Exercise description: Tally the lines in the listing below that contain "Para" and report the tally alone.

Data for this exercise:
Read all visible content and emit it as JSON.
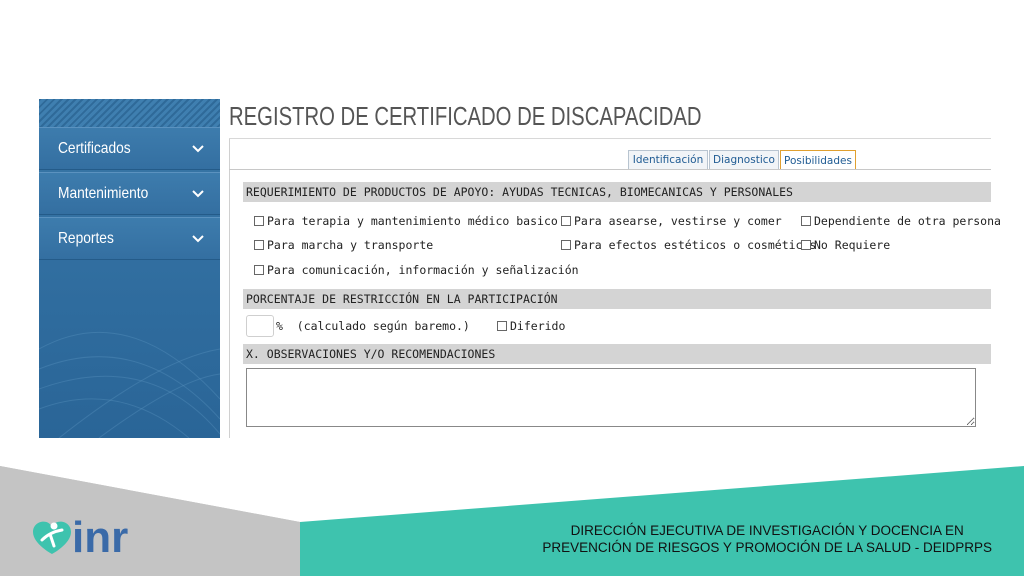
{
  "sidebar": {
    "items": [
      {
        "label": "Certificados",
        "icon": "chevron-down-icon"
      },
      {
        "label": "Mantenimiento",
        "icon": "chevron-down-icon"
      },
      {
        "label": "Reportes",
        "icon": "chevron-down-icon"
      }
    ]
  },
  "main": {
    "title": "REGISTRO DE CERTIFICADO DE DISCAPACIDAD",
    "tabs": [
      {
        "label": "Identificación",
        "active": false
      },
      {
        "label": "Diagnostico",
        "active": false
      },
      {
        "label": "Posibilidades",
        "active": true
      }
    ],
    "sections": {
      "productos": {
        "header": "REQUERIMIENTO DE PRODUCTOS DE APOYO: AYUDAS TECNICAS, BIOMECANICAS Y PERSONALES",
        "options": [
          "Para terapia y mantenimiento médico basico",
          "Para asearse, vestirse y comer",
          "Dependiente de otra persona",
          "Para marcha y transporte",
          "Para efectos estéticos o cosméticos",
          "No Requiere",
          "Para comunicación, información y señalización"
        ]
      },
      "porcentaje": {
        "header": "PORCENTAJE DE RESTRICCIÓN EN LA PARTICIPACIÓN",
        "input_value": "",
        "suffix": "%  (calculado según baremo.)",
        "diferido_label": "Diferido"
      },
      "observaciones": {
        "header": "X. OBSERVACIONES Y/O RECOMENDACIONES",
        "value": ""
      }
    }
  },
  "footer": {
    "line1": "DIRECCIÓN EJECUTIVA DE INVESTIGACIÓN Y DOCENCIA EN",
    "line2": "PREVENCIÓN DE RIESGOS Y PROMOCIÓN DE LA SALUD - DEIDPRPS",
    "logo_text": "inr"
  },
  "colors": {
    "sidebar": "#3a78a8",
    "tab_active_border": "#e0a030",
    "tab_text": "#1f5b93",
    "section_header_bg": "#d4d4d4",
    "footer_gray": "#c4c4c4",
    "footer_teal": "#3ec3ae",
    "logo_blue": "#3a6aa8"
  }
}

Solution: 5